▶ _Task requirements_:
Among the entries, find the lines with the string "Salvage" and report them.

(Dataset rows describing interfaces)
.....

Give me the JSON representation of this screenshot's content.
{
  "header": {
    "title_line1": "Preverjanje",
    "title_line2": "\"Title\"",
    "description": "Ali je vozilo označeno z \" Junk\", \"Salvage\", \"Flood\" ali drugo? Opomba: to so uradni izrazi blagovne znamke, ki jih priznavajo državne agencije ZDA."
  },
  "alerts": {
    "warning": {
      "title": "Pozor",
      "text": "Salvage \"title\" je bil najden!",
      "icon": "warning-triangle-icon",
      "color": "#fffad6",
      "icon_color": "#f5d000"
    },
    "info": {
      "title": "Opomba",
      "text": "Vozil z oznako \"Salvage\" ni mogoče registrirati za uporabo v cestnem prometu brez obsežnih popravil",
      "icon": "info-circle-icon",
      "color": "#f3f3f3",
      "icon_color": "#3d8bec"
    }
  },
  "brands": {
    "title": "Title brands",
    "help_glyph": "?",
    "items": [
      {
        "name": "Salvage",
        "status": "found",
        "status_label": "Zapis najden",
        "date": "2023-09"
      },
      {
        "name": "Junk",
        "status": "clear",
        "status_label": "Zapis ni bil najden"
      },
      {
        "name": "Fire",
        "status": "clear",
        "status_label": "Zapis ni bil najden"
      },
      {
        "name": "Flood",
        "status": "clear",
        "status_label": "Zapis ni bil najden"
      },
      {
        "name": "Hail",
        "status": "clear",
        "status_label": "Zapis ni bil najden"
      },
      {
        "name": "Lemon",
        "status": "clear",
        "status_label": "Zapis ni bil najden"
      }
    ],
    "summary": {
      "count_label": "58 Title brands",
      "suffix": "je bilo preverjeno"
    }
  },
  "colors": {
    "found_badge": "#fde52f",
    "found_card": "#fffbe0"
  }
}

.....

▶ _Solution_:
    "description": "Ali je vozilo označeno z \" Junk\", \"Salvage\", \"Flood\" ali drugo? Opomba: to so uradni izrazi blagovne znamke, ki jih priznavajo državne agencije ZDA."
      "text": "Salvage \"title\" je bil najden!",
      "text": "Vozil z oznako \"Salvage\" ni mogoče registrirati za uporabo v cestnem prometu brez obsežnih popravil",
        "name": "Salvage",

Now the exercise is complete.